In terms of performances, it was refreshing to note that although the film has several parts essayed by international actors, it doesn’t reduce them to mere caricatures. Hindi cinema has a history of reducing non-local roles into a stereotypical mess – a Britisher’s attempt at speaking the local dialect but with a British accent, intending to induce humour and ridicule, for example. Thankfully, such a travesty doesn’t occur here. Mark Bennington as Deputy Commissioner Wilkie holds his own in a decent role, so does Takanori Kikuchi who plays Dr Watanabe.

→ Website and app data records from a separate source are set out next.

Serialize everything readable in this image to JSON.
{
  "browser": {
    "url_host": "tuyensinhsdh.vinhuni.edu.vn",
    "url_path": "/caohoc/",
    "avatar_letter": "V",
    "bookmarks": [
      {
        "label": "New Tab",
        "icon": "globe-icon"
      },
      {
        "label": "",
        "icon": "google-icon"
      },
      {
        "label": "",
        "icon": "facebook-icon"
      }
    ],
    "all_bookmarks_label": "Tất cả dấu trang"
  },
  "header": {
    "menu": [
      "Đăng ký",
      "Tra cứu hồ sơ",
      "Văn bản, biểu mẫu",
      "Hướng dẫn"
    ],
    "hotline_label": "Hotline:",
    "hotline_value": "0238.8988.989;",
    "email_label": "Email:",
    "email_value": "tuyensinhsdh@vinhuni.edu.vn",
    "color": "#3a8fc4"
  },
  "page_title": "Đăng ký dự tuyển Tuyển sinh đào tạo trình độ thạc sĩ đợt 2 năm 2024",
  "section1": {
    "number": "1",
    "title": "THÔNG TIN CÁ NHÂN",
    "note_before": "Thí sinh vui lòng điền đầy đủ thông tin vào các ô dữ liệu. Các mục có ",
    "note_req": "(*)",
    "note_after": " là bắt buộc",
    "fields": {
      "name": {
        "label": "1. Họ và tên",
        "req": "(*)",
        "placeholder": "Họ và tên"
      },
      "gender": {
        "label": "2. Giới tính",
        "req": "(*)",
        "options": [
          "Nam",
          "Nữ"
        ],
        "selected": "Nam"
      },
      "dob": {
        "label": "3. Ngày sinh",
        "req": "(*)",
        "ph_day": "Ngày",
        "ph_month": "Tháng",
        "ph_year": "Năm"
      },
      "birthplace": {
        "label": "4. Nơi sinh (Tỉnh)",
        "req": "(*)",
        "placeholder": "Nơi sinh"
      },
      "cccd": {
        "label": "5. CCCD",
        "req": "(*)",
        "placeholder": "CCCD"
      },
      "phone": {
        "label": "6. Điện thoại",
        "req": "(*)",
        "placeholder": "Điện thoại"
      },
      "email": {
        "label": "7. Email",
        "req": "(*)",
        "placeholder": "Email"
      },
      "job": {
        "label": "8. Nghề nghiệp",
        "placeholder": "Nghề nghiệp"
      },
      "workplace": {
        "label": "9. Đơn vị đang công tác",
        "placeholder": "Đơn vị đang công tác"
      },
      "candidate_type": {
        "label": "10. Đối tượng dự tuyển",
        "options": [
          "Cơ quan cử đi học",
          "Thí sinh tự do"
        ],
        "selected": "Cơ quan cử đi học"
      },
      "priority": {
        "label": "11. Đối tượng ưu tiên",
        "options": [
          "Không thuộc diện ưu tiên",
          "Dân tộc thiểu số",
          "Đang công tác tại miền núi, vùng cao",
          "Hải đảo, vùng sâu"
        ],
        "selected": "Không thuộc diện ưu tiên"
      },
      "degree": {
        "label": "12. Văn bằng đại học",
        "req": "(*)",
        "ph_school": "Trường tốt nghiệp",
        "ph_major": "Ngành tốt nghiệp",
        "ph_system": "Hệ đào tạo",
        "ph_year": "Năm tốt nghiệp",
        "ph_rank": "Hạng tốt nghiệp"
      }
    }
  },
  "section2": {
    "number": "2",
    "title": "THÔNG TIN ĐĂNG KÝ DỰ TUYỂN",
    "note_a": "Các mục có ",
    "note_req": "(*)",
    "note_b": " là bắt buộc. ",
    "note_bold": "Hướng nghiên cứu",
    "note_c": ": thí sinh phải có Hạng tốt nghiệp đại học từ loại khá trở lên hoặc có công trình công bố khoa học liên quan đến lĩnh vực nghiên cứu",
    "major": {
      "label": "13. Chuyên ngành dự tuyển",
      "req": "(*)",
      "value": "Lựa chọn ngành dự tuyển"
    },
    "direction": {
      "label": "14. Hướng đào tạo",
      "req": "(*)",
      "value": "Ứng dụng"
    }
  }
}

The main cast is impressive and holds the dynamism of the plot threads together, guiding the audience through the chaotic and volatile landscape. Sushant Singh Rajput as the titular detective suitably underplays his role and is able to convincingly balance fallibilism with sparks of intellectual voracity. Most importantly, he wins you over with the humanisation of a larger-than-life fictional character. Swastika Mukherjee essays the part of the femme fatale well and Anand Tiwari who plays Byomkesh’s client has some excellent comedic moments with him. However, the best performance undoubtedly comes from Neeraj Kabi. His portrayal of the ambiguous antagonist – which swings from a mentor figure to a worthy adversary to a theatrical but deranged narcissist, elevates the narrative stakes to another level. It’s great to see Kabi having so much fun in a delightfully deceptive role after getting recognition for his breakthrough performance in Anand Gandhi’s indie film Ship of Theseus (2013).
I’m almost willing to forgive the final ten minutes of theatrical excess which blatantly act as a placeholder for a sequel. If there’s going to be a noir film series coming out of Hindi cinema, I’ve no shame in admitting that I’m secretly very excited by the prospect. Detective Byomkesh Bakshy! is a brave, unconventional and thoroughly entertaining attempt at noir and in the process becomes a landmark moment for Hindi cinema. Whether the Indian audience be able to accept such radicalisation is another question altogether.